It is known as Britain's listening post, operating secretly to detect threats against national security. But now GCHQ has emerged from the shadows of cyber space to become the first of the country's spy agencies on Twitter.
Its debut post, sent at 11.02am from the account @GCHQ, simply said: "Hello, world."
Twitter may be more than a decade old and firmly embedded in the lives of hundreds of millions, but joining the site represents a departure for an organisation whose ventures on to the public stage have traditionally been rare.
The move is the latest step in a drive towards greater transparency after the service came under intense scrutiny in the wake of revelations by Edward Snowden in 2013.
A GCHQ spokesman said: "We know that some will say we're joining the Twitter party slightly late but we're the first intelligence agency in the UK to do this and it's a big step for the organisation as we become more open about the work we do to keep Britain safe."
Andrew Pike, director of communications at GCHQ, added: "In joining social media, GCHQ can use its own voice to talk directly about the important work we do in keeping Britain safe."
However, the agency's followers should not expect real-time updates on its activities supporting efforts to combat terrorism or cyber crime, or any clues about its techniques.
"Some things have to stay secret - sorry - so we won't be providing intelligence updates or giving away tradecraft but we will be tweeting about our history, mission outcomes, languages, maths, cyber security, technology and innovation, information about GCHQ in general, job opportunities and yes, there will be puzzles!" the spokesman said.
More than 600,000 people entered a Christmas card cryptography challenge issued by GCHQ in December.
The Twitter account - operated by the service's media team - will also be used to highlight events, publications, news blogs and opinion pieces.
GCHQ - which stands for Government Communications Headquarters - has some way to go if it is to catch up with its US equivalent the National Security Agency, which joined Twitter in December 2013 and has more than 200,000 followers.
After about an hour, GCHQ had attracted more than 4,000 followers, while its post was retweeted more than 500 times.
The official James Bond account was among the first to be followed by the agency, as well as more prosaic selections relating to government, law enforcement and the Royal Family.
It was welcomed onto the platform by the US Central Intelligence Agency, which said: " Welcome to Twitter @GCHQ!"
Inevitably, its arrival also drew some teasing.

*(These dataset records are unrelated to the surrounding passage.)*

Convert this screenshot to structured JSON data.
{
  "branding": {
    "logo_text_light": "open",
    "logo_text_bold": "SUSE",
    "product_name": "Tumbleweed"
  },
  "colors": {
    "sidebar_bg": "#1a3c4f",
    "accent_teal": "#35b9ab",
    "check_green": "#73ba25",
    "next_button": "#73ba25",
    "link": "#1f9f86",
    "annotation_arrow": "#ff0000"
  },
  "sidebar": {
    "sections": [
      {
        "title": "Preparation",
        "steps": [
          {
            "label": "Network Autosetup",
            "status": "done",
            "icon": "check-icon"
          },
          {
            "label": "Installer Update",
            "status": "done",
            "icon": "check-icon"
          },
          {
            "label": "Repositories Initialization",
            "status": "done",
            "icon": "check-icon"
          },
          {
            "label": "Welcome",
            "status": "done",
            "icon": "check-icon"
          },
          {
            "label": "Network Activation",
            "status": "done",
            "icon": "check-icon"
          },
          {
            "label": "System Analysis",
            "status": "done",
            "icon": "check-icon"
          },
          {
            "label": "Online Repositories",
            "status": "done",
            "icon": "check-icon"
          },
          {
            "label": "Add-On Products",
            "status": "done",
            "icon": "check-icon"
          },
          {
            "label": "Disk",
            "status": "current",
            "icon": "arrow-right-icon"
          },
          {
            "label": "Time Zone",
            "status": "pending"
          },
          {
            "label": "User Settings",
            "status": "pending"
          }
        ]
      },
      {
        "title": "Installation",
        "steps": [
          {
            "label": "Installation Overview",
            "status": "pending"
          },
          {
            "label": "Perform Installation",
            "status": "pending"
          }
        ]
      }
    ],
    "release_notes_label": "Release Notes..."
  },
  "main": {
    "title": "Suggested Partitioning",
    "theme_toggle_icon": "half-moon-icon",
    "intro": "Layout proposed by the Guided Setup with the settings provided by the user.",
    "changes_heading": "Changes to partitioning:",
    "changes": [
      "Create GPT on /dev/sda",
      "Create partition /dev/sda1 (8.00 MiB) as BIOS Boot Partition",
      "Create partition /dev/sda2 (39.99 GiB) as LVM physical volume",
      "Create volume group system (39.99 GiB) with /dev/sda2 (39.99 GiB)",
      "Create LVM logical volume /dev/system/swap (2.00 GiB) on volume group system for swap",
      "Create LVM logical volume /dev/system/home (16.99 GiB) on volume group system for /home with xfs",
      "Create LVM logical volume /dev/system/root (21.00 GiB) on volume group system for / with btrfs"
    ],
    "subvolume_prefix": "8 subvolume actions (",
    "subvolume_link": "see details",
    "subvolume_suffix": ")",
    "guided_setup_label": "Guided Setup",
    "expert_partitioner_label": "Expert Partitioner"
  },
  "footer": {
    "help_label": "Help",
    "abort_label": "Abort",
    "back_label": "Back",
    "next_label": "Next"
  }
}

One user wrote: " @GCHQ is now following you' is going to really freak some people out." Another said: " GCHQ joins Twitter - as if they weren't already here."
Others pointed out that Edward Snowden's account was not included in the early flurry of follows, while the development also prompted speculation over whether Britain's two other intelligence agencies - MI5 and MI6 - may follow suit.
GCHQ's first foray on the microblogging site doubles as an introduction and an in-joke for computer programming circles.
The spokesman explained: "For those just starting to program, getting 'Hello, world' to appear on a screen is a gentle introduction to coding because you can see the output of your code represented visually on the screen.
"As a technical organisation with computing at its core, 'Hello, world' resonated with us because this is how many of our staff, who are amongst some of the world's most proficient programmers, started."
Dutch Sim card maker Gemalto was hit by a huge hack by the British and American intelligence agencies, but they were probably unable to steal the encryption keys that they were after, the company has claimed.